A large spider which resembles a black widow is spreading rapidly across the world – including the UK – threatening native wildlife species, warn German and British scientists.
The Noble False Widow, Steatoda nobilis, native to Madeira and the Canary Islands, has been present in the South of England for more than a hundred years.
But after a long period of stasis, it has recently started to appear in the North of England, as well as in new locations in countries around the globe.
The spread to Britain and Ireland has caused panic when false widows have been found in large numbers in schools and other public spaces.
“Although its bite can be very painful, comparable to a severe bee or wasp sting, there are no confirmed cases of serious medical consequences from a Noble False Widow bite,” said biologist Professor Rainer Breitling from The University of Manchester.
“However, the intense public interest created by sometimes rather exaggerated press coverage is now helping our research.
“Members of the public have been contributing their observations to a large dataset of False Widow records for the British Arachnological Society’s Spider Recording Scheme.”
Researchers from The University of Manchester, German State Museum of Natural History Karlsruhe and Trier University scientists published their findings in in the journal NeoBiota.
In the paper, they describe how they used use computer modelling to predict favourable habitats for future false widow invasions, based on present occurrence patterns.

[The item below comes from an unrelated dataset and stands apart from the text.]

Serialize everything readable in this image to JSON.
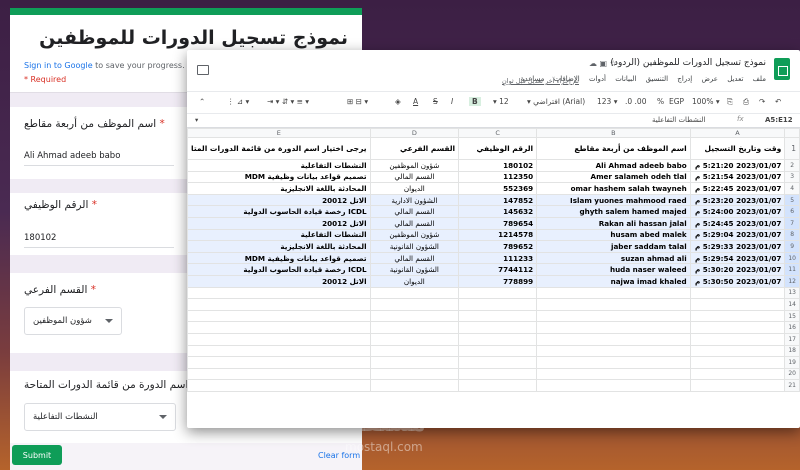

We think that it’s likely that these animals get about by hitching a lift on of ornamental plant trade or tourism, rather than banana imports as has been previously thought. So more careful monitoring of plant imports could be useful to control the spread of this species and other invasive spiders
The model successfully predicted that the species would be found in Normandy, France, which was confirmed after a field trip to the area.
Mediterranean islands, southern Australia, large parts of New Zealand and South Africa also seem to be likely targets for future expansion.
“These are areas that are home to a wide range of vulnerable native species, so the potential introduction of Steatoda nobilis, which can overcome prey much larger than its own size, is quite worrying”, explained Professor Breitling.
Professor Breitling added: “We think that it’s likely that these animals get about by hitching a lift on of ornamental plant trade or tourism, rather than banana imports as has been previously thought.
“So more careful monitoring of plant imports could be useful to control the spread of this species and other invasive spiders.
“The University of Manchester has long been a hotspot of spider research in the UK; it houses one of the most diverse spider collections at the Manchester Museum.
“Our researchers at the university are working on topics ranging from fossil spiders in amber to the mating dances of jumping spiders to the use of bacteria-produced spider silk for biotechnology.”